Dir: Steve Barker
Star: Dougray Scott, Jessica De Gouw, Martin McCann, Elen Rhys
At least in the beginning, this is slightly different from the usual zombie film, in that it takes place after the apocalypse has been contained – albeit at the cost of two billion lives. Life for the survivors has largely returned to normal, though the trauma of the events will never go away. In the post-post-apocalyptic world, on an island off the North African coast, the titular location has been set up, in which visitors can hunt zombies, safely. Those attending have a variety of motives: Lewis (McCann) and Melanie (De Gouw) are a couple who want to overcome Melanie’s PTSD; Jack and Alfie won a video-game tournament, and are looking forward to shooting the real thing instead; the reasons why Archer (Scott) and Sadie (Rhys) are there, are rather less apparent, at least initially.
Of course, stuff goes wrong, in a way so obviously cribbed from another film, they might as well have called this Chew-rassic Park (Chew, because they’re zombies. I’ll wait). Stranded in the middle of very hostile territory, the visitors have to make their way back to the docks and get off the island. Time is of the essence, because the breakdown has led to the Brimstone Protocol being triggered, in which the entire island will be wiped off the map, to prevent the outbreak from spreading further. [Why it’s necessary to flatten an island to contain an outbreak which already seems contained… because it’s on an island, is something the film never bothers to explain.] On the way, they’ll find out the rezort’s nasty little secret. Which Chris guessed ten minutes in – even before it was blatantly red-flagged by the situational set-up, or lines like, “If we can treat the dead like meat, then who is to say the living won’t be next?”

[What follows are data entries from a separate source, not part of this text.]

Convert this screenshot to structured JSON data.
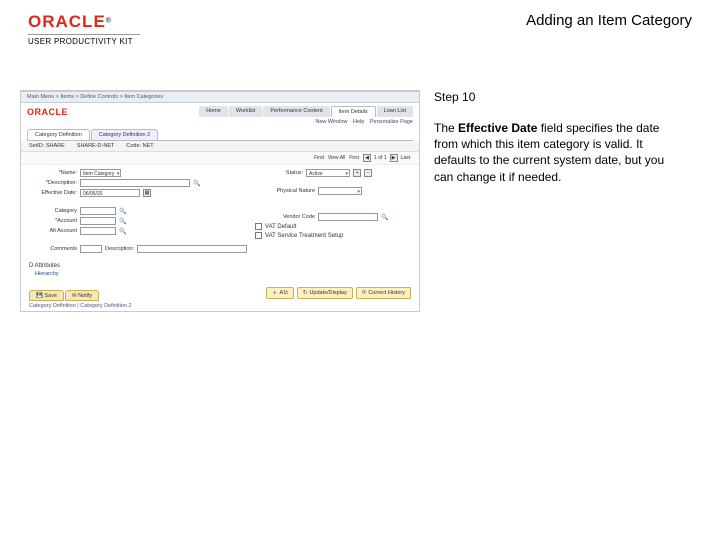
{
  "header": {
    "brand": "ORACLE",
    "subtitle": "USER PRODUCTIVITY KIT",
    "page_title": "Adding an Item Category"
  },
  "instruction": {
    "step_label": "Step 10",
    "text_prefix": "The ",
    "bold": "Effective Date",
    "text_suffix": " field specifies the date from which this item category is valid. It defaults to the current system date, but you can change it if needed."
  },
  "app": {
    "logo": "ORACLE",
    "top_tabs": [
      "Home",
      "Worklist",
      "Performance Content",
      "Item Details",
      "Loan List"
    ],
    "top_tabs_selected": 3,
    "breadcrumb": "Main Menu  >  Items  >  Define Controls  >  Item Categories",
    "links": [
      "New Window",
      "Help",
      "Personalize Page"
    ],
    "subtabs": [
      "Category Definition",
      "Category Definition 2"
    ],
    "subtab_selected": 0,
    "info_row": {
      "setid_label": "SetID:",
      "setid_value": "SHARE",
      "category_label": "SHARE-D-NET",
      "code_label": "Code:",
      "code_value": "NET"
    },
    "toolbar": {
      "find_label": "Find",
      "view_label": "View All",
      "first_label": "First",
      "counter": "1 of 1",
      "last_label": "Last"
    },
    "left_fields": {
      "name": {
        "label": "Name:",
        "value": "Item Category"
      },
      "description": {
        "label": "Description:",
        "value": ""
      },
      "eff_date": {
        "label": "Effective Date:",
        "value": "06/05/20"
      },
      "category": {
        "label": "Category"
      },
      "account": {
        "label": "Account"
      },
      "alt_account": {
        "label": "Alt Account"
      },
      "comments": {
        "label": "Comments"
      },
      "desc2": {
        "label": "Description:"
      }
    },
    "right_fields": {
      "status": {
        "label": "Status:",
        "value": "Active"
      },
      "physical_nature": {
        "label": "Physical Nature"
      },
      "vendor_code": {
        "label": "Vendor Code"
      },
      "vat_default": {
        "label": "VAT Default"
      },
      "vat_service": {
        "label": "VAT Service Treatment Setup"
      }
    },
    "d_attributes_label": "D Attributes",
    "hierarchy_label": "Hierarchy",
    "bottom_tabs": [
      "Save",
      "Notify"
    ],
    "bottom_bar": {
      "add": "A1t",
      "update": "Update/Display",
      "correct": "Correct History"
    },
    "footer_breadcrumb": "Category Definition | Category Definition 2"
  }
}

The set-up is better than the execution. The time of recovery after a disaster like this seems an aspect considerably less well-explored. This is probably because it’s considerably harder to make interesting, than the simple story of survival you can write while your disaster is in progress. The movie seems to realize this about 30 minutes in, largely reverting to generic type, and abandoning the world outside. Therefore, we get the running, chasing and being nibbled on, familiar from a thousand previous entries. What stuck in my mind most was the horrendous job matching the desert-like footage shot on the Canary Islands, with what looks like scenes shot in Wales. The two landscapes could hardly be more distinct, not least on the vegetation front.

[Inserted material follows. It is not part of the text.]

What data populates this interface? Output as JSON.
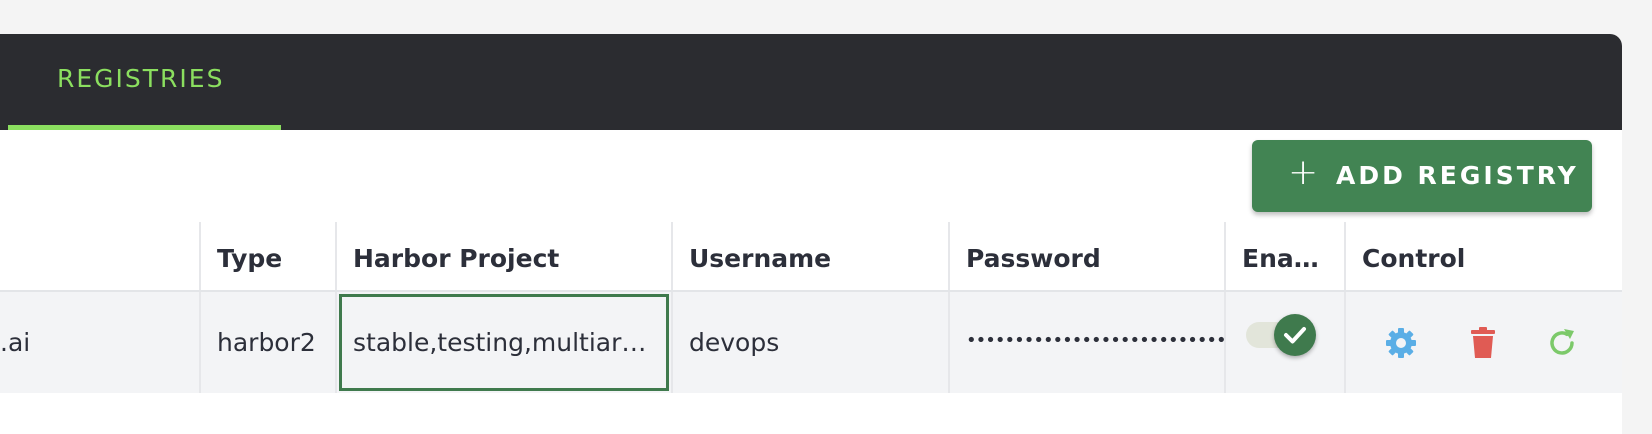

As a zombie film, it’s okay. Scott, channeling Jurassic Sam Neill, is functionally taciturn, and his competence is a refreshing change from all the other characters, for whom glamping would probably prove a hardship. Once it gets going, it is, at least, consistently active, and they do explain the presence of zombies of variable speed (basically: the fresher, the faster), which help enhance the variety of the attack sequences. But zombie fatigue has long since set in for me, and it takes something really different to alleviate those symptoms. The Rezort is not it.